Description of the task: Return the count of lines in the records that include the string "name", and nothing besides it.

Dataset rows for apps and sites
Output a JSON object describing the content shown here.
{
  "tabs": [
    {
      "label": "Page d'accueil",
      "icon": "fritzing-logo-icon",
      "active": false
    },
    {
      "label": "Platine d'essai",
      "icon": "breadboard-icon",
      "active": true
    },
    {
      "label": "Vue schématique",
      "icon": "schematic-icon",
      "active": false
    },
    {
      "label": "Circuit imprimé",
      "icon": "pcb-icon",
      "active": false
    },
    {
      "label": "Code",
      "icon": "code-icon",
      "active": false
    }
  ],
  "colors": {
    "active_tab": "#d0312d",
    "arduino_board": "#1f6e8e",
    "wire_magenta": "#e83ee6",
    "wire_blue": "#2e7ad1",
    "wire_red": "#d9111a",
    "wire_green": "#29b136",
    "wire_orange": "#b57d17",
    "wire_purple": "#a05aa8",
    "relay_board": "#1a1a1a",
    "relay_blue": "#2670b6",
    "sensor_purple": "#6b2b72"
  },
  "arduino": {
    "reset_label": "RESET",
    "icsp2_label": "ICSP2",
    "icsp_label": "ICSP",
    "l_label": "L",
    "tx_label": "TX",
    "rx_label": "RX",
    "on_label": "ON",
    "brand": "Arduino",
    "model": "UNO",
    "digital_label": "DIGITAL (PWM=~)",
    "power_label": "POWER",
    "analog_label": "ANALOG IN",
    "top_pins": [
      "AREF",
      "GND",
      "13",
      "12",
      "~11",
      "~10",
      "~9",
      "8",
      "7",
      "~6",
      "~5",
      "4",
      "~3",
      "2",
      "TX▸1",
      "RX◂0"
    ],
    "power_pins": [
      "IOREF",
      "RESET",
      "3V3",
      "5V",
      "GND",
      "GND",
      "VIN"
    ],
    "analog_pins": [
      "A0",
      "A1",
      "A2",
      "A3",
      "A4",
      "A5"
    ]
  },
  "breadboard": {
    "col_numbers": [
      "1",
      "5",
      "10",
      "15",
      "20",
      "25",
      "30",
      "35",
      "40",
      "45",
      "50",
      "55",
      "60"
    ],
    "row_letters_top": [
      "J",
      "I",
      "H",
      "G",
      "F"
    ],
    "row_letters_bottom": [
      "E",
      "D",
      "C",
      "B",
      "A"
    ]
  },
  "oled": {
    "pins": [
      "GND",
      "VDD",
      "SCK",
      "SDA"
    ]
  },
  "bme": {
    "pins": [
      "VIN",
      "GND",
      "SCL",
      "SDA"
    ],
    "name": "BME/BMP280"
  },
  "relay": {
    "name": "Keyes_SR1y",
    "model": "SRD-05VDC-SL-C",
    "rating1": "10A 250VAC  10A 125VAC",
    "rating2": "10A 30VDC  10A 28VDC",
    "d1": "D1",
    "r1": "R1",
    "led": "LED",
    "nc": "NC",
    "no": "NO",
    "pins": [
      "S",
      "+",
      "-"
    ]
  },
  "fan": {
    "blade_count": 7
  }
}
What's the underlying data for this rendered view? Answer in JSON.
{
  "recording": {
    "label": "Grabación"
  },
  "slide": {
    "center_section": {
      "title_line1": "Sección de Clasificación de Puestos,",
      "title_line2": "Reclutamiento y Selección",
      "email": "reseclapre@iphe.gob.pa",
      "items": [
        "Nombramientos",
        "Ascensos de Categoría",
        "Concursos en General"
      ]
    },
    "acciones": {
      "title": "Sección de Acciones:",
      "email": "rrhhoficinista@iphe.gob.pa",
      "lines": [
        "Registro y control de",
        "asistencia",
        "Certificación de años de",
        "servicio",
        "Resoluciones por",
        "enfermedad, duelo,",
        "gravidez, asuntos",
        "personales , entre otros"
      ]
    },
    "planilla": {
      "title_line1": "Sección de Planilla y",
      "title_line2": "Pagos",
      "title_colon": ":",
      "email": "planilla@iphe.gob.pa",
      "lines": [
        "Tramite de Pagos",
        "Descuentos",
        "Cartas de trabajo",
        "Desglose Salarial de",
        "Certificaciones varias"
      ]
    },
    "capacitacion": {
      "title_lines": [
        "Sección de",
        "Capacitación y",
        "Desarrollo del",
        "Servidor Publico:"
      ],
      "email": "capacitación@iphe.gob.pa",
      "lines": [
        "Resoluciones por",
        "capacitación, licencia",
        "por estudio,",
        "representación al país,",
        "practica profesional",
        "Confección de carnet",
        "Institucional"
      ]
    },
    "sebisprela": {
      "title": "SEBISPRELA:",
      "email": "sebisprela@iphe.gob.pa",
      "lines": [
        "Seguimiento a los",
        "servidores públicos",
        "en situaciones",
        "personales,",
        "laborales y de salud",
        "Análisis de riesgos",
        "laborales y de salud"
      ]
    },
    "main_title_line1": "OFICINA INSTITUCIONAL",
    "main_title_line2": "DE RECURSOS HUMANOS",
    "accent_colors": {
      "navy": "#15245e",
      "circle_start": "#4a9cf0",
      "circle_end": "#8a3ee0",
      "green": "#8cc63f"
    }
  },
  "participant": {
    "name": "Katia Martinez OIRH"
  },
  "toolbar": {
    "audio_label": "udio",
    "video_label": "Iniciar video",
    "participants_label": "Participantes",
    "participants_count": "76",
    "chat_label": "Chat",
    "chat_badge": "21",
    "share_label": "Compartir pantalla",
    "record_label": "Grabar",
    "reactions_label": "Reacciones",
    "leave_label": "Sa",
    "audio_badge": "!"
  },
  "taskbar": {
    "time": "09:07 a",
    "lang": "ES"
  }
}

Answer box: 3